Each line below is to be copied out exactly, and none may be omitted.

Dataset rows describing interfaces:
• • • • • • •

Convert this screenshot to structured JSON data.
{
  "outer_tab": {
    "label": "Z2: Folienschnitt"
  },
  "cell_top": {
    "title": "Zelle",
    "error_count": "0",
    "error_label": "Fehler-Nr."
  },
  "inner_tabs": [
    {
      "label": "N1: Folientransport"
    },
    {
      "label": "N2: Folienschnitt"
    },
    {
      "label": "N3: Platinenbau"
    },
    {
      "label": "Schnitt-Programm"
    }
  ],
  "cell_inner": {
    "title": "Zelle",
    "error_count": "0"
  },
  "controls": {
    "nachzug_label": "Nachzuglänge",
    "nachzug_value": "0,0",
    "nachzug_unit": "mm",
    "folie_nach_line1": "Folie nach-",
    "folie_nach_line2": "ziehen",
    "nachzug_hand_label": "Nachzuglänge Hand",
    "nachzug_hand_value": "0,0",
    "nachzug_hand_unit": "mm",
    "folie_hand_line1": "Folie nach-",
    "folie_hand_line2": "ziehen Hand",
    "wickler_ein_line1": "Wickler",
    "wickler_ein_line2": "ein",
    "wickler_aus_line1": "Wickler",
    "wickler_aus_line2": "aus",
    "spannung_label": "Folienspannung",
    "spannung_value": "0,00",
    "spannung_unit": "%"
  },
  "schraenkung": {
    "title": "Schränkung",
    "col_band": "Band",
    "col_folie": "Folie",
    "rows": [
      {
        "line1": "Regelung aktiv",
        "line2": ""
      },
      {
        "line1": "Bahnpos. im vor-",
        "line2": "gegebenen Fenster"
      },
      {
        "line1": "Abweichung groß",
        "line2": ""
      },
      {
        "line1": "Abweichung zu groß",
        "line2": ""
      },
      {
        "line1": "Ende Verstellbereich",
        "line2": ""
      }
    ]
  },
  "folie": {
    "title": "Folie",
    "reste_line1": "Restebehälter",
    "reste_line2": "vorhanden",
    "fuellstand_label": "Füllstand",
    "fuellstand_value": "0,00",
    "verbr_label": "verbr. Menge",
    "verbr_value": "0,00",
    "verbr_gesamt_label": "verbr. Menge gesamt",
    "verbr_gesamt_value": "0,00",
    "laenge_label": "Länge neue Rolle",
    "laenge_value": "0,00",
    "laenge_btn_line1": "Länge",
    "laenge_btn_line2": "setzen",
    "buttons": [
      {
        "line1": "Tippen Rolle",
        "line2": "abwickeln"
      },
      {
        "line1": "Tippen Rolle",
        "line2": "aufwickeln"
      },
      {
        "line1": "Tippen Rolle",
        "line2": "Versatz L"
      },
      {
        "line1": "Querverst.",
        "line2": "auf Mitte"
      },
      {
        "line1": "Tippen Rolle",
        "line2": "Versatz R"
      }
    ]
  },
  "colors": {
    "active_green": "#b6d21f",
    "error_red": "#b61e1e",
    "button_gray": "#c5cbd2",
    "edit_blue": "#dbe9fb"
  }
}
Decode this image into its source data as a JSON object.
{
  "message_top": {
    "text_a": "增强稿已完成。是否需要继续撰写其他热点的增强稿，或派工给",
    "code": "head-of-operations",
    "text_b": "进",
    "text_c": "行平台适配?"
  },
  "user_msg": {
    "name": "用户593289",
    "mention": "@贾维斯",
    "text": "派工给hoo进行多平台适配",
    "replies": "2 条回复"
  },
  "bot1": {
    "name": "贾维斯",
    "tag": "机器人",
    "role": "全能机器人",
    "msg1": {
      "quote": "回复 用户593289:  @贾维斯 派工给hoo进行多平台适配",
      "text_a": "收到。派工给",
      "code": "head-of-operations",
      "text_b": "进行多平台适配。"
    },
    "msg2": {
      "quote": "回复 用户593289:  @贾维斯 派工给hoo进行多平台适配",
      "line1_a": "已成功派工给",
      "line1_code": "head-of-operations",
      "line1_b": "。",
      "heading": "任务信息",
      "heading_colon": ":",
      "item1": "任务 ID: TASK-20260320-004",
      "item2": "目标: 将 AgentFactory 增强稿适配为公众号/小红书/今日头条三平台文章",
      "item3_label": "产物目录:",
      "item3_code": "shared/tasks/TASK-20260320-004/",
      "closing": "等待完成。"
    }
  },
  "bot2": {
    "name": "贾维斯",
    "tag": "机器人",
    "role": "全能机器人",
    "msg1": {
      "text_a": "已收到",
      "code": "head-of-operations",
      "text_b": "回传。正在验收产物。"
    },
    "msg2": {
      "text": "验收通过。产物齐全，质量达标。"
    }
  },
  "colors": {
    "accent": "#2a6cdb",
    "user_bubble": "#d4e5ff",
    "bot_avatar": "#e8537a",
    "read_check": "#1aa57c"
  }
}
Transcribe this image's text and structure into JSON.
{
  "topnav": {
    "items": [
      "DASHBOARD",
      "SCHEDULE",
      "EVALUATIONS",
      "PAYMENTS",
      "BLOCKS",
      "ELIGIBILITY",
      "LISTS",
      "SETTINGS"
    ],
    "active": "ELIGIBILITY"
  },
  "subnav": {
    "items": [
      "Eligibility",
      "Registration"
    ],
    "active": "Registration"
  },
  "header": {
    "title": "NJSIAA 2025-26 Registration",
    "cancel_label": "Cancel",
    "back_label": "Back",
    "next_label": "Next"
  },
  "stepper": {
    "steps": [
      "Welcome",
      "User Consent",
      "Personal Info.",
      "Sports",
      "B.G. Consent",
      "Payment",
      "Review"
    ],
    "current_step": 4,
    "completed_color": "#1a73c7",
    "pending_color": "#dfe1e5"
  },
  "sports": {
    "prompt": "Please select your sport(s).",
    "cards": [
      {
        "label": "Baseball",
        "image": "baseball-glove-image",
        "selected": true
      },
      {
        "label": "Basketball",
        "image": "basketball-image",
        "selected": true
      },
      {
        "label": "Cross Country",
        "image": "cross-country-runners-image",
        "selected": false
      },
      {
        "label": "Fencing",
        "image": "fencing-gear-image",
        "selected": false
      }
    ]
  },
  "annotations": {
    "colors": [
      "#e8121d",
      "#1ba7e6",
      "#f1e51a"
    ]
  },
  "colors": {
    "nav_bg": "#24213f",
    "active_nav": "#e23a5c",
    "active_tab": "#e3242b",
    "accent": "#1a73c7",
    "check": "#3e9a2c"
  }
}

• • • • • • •

(SOLUTION TO THIS TASK)
Convert this screenshot to structured JSON data.
{
  "outer_tab": {
    "label": "Z2: Folienschnitt"
  },
  "cell_top": {
    "title": "Zelle",
    "error_count": "0",
    "error_label": "Fehler-Nr."
  },
  "inner_tabs": [
    {
      "label": "N1: Folientransport"
    },
    {
      "label": "N2: Folienschnitt"
    },
    {
      "label": "N3: Platinenbau"
    },
    {
      "label": "Schnitt-Programm"
    }
  ],
  "cell_inner": {
    "title": "Zelle",
    "error_count": "0"
  },
  "controls": {
    "nachzug_label": "Nachzuglänge",
    "nachzug_value": "0,0",
    "nachzug_unit": "mm",
    "folie_nach_line1": "Folie nach-",
    "folie_nach_line2": "ziehen",
    "nachzug_hand_label": "Nachzuglänge Hand",
    "nachzug_hand_value": "0,0",
    "nachzug_hand_unit": "mm",
    "folie_hand_line1": "Folie nach-",
    "folie_hand_line2": "ziehen Hand",
    "wickler_ein_line1": "Wickler",
    "wickler_ein_line2": "ein",
    "wickler_aus_line1": "Wickler",
    "wickler_aus_line2": "aus",
    "spannung_label": "Folienspannung",
    "spannung_value": "0,00",
    "spannung_unit": "%"
  },
  "schraenkung": {
    "title": "Schränkung",
    "col_band": "Band",
    "col_folie": "Folie",
    "rows": [
      {
        "line1": "Regelung aktiv",
        "line2": ""
      },
      {
        "line1": "Bahnpos. im vor-",
        "line2": "gegebenen Fenster"
      },
      {
        "line1": "Abweichung groß",
        "line2": ""
      },
      {
        "line1": "Abweichung zu groß",
        "line2": ""
      },
      {
        "line1": "Ende Verstellbereich",
        "line2": ""
      }
    ]
  },
  "folie": {
    "title": "Folie",
    "reste_line1": "Restebehälter",
    "reste_line2": "vorhanden",
    "fuellstand_label": "Füllstand",
    "fuellstand_value": "0,00",
    "verbr_label": "verbr. Menge",
    "verbr_value": "0,00",
    "verbr_gesamt_label": "verbr. Menge gesamt",
    "verbr_gesamt_value": "0,00",
    "laenge_label": "Länge neue Rolle",
    "laenge_value": "0,00",
    "laenge_btn_line1": "Länge",
    "laenge_btn_line2": "setzen",
    "buttons": [
      {
        "line1": "Tippen Rolle",
        "line2": "abwickeln"
      },
      {
        "line1": "Tippen Rolle",
        "line2": "aufwickeln"
      },
      {
        "line1": "Tippen Rolle",
        "line2": "Versatz L"
      },
      {
        "line1": "Querverst.",
        "line2": "auf Mitte"
      },
      {
        "line1": "Tippen Rolle",
        "line2": "Versatz R"
      }
    ]
  },
  "colors": {
    "active_green": "#b6d21f",
    "error_red": "#b61e1e",
    "button_gray": "#c5cbd2",
    "edit_blue": "#dbe9fb"
  }
}
Decode this image into its source data as a JSON object.
{
  "message_top": {
    "text_a": "增强稿已完成。是否需要继续撰写其他热点的增强稿，或派工给",
    "code": "head-of-operations",
    "text_b": "进",
    "text_c": "行平台适配?"
  },
  "user_msg": {
    "name": "用户593289",
    "mention": "@贾维斯",
    "text": "派工给hoo进行多平台适配",
    "replies": "2 条回复"
  },
  "bot1": {
    "name": "贾维斯",
    "tag": "机器人",
    "role": "全能机器人",
    "msg1": {
      "quote": "回复 用户593289:  @贾维斯 派工给hoo进行多平台适配",
      "text_a": "收到。派工给",
      "code": "head-of-operations",
      "text_b": "进行多平台适配。"
    },
    "msg2": {
      "quote": "回复 用户593289:  @贾维斯 派工给hoo进行多平台适配",
      "line1_a": "已成功派工给",
      "line1_code": "head-of-operations",
      "line1_b": "。",
      "heading": "任务信息",
      "heading_colon": ":",
      "item1": "任务 ID: TASK-20260320-004",
      "item2": "目标: 将 AgentFactory 增强稿适配为公众号/小红书/今日头条三平台文章",
      "item3_label": "产物目录:",
      "item3_code": "shared/tasks/TASK-20260320-004/",
      "closing": "等待完成。"
    }
  },
  "bot2": {
    "name": "贾维斯",
    "tag": "机器人",
    "role": "全能机器人",
    "msg1": {
      "text_a": "已收到",
      "code": "head-of-operations",
      "text_b": "回传。正在验收产物。"
    },
    "msg2": {
      "text": "验收通过。产物齐全，质量达标。"
    }
  },
  "colors": {
    "accent": "#2a6cdb",
    "user_bubble": "#d4e5ff",
    "bot_avatar": "#e8537a",
    "read_check": "#1aa57c"
  }
}
Transcribe this image's text and structure into JSON.
{
  "topnav": {
    "items": [
      "DASHBOARD",
      "SCHEDULE",
      "EVALUATIONS",
      "PAYMENTS",
      "BLOCKS",
      "ELIGIBILITY",
      "LISTS",
      "SETTINGS"
    ],
    "active": "ELIGIBILITY"
  },
  "subnav": {
    "items": [
      "Eligibility",
      "Registration"
    ],
    "active": "Registration"
  },
  "header": {
    "title": "NJSIAA 2025-26 Registration",
    "cancel_label": "Cancel",
    "back_label": "Back",
    "next_label": "Next"
  },
  "stepper": {
    "steps": [
      "Welcome",
      "User Consent",
      "Personal Info.",
      "Sports",
      "B.G. Consent",
      "Payment",
      "Review"
    ],
    "current_step": 4,
    "completed_color": "#1a73c7",
    "pending_color": "#dfe1e5"
  },
  "sports": {
    "prompt": "Please select your sport(s).",
    "cards": [
      {
        "label": "Baseball",
        "image": "baseball-glove-image",
        "selected": true
      },
      {
        "label": "Basketball",
        "image": "basketball-image",
        "selected": true
      },
      {
        "label": "Cross Country",
        "image": "cross-country-runners-image",
        "selected": false
      },
      {
        "label": "Fencing",
        "image": "fencing-gear-image",
        "selected": false
      }
    ]
  },
  "annotations": {
    "colors": [
      "#e8121d",
      "#1ba7e6",
      "#f1e51a"
    ]
  },
  "colors": {
    "nav_bg": "#24213f",
    "active_nav": "#e23a5c",
    "active_tab": "#e3242b",
    "accent": "#1a73c7",
    "check": "#3e9a2c"
  }
}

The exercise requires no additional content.